Weinberger Gives Google Tech Talk
I mentioned David Weinberger's book Everything is Miscellaneous before. Librarians may find Weinberger's ideas complete ANARCHY. To think content on the web is growing and being organized in a miscellaneous manner with no authority may make you think that librarianship and library science is destined for the abyss like strawberry phosphates and candy cigarettes. That's not what Weinberger gets at in a recent Google Tech Talk he gave May 10th.
On the web, we now develop and own the tools to organize content on the web. It is no longer controled by an authoritative voice. We are not viewing this content in terms of Melvel Dewey but is terms of clusters of information and how they relate to us on a personal level. He talked about faceted classification Which allows you to browse in a tree-like fashion except you get to pick what's the root and what's the branch. For example, you can start out a search for 20th Century, then author's country of birth, then by gender, then change it all. In other words, you get to construct the tree. He also talked about how tagging has taken off. It's popular because we get to create our own categories. The reader decides what the content is about, what is means to them, how it relates to them.

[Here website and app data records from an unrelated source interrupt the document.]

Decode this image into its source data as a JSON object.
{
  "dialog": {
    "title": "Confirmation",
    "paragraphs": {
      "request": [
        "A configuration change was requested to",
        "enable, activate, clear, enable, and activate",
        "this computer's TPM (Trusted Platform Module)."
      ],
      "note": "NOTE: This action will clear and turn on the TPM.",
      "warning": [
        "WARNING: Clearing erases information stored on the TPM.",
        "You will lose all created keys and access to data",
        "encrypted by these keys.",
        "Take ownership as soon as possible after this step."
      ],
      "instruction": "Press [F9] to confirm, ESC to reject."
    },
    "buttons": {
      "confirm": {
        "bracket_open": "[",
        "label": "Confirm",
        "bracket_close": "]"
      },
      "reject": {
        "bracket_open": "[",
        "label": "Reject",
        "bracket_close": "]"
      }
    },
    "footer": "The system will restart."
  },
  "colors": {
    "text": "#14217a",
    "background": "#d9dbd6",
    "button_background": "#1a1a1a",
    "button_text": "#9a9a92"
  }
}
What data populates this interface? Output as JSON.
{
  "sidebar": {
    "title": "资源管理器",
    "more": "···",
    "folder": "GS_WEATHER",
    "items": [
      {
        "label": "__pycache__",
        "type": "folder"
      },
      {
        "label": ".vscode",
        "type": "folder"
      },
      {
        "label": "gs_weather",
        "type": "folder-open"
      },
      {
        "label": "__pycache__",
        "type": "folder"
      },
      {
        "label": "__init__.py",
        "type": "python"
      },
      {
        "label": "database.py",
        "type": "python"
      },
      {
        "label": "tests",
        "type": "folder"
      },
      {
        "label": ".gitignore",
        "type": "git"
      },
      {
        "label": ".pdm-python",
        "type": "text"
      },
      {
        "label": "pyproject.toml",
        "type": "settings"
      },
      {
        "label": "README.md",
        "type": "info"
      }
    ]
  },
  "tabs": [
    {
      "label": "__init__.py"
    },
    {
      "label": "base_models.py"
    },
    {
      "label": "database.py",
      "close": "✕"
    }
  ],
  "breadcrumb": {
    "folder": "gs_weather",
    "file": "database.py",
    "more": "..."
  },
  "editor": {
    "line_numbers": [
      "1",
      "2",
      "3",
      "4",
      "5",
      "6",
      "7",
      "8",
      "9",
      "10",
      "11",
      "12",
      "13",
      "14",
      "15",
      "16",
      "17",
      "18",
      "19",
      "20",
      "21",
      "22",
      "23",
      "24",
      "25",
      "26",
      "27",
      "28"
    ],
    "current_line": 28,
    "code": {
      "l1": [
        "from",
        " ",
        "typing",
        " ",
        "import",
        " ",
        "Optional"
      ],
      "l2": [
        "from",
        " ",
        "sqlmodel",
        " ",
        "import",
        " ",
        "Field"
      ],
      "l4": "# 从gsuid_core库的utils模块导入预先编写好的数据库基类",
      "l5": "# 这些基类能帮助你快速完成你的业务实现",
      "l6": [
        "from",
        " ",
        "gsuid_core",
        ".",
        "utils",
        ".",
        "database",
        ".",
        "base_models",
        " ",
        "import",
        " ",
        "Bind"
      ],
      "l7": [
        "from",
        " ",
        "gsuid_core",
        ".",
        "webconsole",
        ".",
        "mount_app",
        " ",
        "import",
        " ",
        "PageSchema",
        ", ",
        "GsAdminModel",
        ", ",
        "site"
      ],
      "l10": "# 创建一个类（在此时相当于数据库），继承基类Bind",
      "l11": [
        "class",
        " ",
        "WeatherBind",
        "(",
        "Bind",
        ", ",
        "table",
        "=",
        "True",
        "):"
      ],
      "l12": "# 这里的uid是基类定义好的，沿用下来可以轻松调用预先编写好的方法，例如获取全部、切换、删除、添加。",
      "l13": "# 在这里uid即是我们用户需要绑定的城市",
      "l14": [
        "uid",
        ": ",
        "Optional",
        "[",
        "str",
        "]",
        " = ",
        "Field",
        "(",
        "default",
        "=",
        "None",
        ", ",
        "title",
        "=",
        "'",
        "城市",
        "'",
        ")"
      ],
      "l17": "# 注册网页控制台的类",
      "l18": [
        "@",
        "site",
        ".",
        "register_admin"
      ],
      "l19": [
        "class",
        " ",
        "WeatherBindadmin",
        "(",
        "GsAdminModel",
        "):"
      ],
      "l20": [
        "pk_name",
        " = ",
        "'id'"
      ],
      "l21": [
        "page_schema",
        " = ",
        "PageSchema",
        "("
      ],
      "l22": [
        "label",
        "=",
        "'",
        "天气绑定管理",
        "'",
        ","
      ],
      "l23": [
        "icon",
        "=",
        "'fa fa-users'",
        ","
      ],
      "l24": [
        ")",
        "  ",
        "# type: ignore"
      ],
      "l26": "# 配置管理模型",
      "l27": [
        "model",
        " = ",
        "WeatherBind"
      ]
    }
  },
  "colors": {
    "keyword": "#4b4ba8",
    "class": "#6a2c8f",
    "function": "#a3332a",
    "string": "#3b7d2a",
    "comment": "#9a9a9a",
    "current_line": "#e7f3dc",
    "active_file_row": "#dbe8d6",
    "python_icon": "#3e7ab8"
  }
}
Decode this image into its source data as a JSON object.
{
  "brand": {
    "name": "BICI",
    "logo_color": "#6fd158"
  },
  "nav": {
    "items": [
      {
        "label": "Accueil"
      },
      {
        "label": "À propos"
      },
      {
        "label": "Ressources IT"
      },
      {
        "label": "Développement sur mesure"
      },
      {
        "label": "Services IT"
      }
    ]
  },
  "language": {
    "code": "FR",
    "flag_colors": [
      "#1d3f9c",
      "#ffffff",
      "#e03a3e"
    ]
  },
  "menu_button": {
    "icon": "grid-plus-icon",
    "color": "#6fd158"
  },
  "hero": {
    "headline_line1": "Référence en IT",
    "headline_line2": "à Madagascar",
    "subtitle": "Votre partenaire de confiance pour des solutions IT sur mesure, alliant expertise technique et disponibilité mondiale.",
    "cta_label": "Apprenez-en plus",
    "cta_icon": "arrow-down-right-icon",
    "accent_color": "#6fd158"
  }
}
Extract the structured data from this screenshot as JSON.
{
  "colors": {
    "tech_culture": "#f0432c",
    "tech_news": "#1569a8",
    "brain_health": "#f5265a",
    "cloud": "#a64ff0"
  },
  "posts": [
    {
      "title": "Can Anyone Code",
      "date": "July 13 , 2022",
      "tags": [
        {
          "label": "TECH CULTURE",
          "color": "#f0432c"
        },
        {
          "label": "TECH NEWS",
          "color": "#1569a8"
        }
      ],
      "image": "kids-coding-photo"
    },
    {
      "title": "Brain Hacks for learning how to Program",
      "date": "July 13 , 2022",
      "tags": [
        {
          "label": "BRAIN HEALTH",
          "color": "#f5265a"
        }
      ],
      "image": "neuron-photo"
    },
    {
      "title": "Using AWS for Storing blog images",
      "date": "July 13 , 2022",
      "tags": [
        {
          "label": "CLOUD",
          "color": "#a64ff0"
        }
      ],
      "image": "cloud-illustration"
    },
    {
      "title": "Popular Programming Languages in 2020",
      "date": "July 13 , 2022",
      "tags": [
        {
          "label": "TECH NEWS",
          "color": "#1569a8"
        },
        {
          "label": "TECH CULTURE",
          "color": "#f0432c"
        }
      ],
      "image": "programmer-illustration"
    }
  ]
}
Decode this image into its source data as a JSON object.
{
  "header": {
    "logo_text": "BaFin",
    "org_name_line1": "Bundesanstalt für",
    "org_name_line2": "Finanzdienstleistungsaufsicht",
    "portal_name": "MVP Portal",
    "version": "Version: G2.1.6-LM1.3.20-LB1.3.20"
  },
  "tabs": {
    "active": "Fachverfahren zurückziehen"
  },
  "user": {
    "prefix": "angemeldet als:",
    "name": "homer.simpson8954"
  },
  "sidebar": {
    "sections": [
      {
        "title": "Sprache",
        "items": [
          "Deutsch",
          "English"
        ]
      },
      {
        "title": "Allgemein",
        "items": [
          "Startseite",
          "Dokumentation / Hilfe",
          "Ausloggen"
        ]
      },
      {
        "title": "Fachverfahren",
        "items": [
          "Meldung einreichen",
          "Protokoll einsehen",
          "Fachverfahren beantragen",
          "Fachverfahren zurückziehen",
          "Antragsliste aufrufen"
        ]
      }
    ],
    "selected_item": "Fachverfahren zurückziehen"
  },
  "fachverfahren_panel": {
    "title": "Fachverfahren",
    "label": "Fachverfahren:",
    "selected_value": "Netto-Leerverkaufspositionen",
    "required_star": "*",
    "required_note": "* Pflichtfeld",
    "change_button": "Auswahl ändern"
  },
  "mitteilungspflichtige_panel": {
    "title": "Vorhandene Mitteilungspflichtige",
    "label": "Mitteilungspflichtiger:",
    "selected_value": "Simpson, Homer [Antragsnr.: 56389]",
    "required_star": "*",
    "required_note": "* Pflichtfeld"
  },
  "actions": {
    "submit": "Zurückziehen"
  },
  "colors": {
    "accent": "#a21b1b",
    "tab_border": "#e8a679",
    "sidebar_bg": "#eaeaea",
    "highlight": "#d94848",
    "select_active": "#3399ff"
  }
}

Another concept he talked about was in comparing old world categories and new web categories. With old world categories information was excluded based on physical space. There was just not enough room to include everything. In the new web world, you can include everything because there is no space requirement. If something is not needed right now, postpone taxonomy until the user uses it. You can't know what people's interests are or will be so include everything.
Wikipedia: Something I found interesting is the statement that because Wikipedia is willing to admit their lack of credibility makes them more credible. Wikipedia is a good example of how we are building a rich layer of meaning that we can draw upon. We're doing this for ourselves and will be doing it for generations to come.
Very interesting talk. If you have the time (57 minutes) I would suggest taking a look at it. If anything, it will spark your interest in how librarians will grow and work with the web in the years to come.